▶ [Task details] Each line of the listing below that includes "Lmao" must be copied.

▶ [Source information]
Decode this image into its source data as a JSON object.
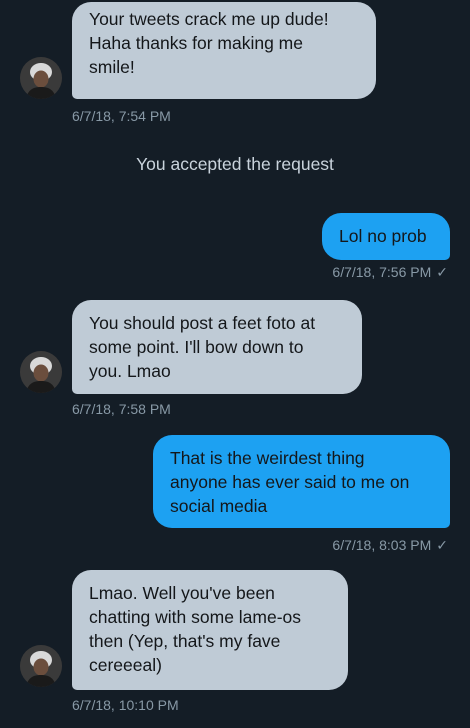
{
  "conversation": {
    "messages": [
      {
        "direction": "received",
        "text": "Your tweets crack me up dude!\nHaha thanks for making me\nsmile!",
        "timestamp": "6/7/18, 7:54 PM"
      },
      {
        "direction": "sent",
        "text": "Lol no prob",
        "timestamp": "6/7/18, 7:56 PM",
        "read_mark": "✓"
      },
      {
        "direction": "received",
        "text": "You should post a feet foto at\nsome point. I'll bow down to\nyou. Lmao",
        "timestamp": "6/7/18, 7:58 PM"
      },
      {
        "direction": "sent",
        "text": "That is the weirdest thing\nanyone has ever said to me on\nsocial media",
        "timestamp": "6/7/18, 8:03 PM",
        "read_mark": "✓"
      },
      {
        "direction": "received",
        "text": "Lmao. Well you've been\nchatting with some lame-os\nthen (Yep, that's my fave\ncereeeal)",
        "timestamp": "6/7/18, 10:10 PM"
      }
    ],
    "system_notice": "You accepted the request"
  },
  "colors": {
    "background": "#141d26",
    "received_bubble": "#bfcbd6",
    "sent_bubble": "#1da1f2",
    "timestamp": "#8899a6"
  }
}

▶ [Exercise output]
        "text": "You should post a feet foto at\nsome point. I'll bow down to\nyou. Lmao",
        "text": "Lmao. Well you've been\nchatting with some lame-os\nthen (Yep, that's my fave\ncereeeal)",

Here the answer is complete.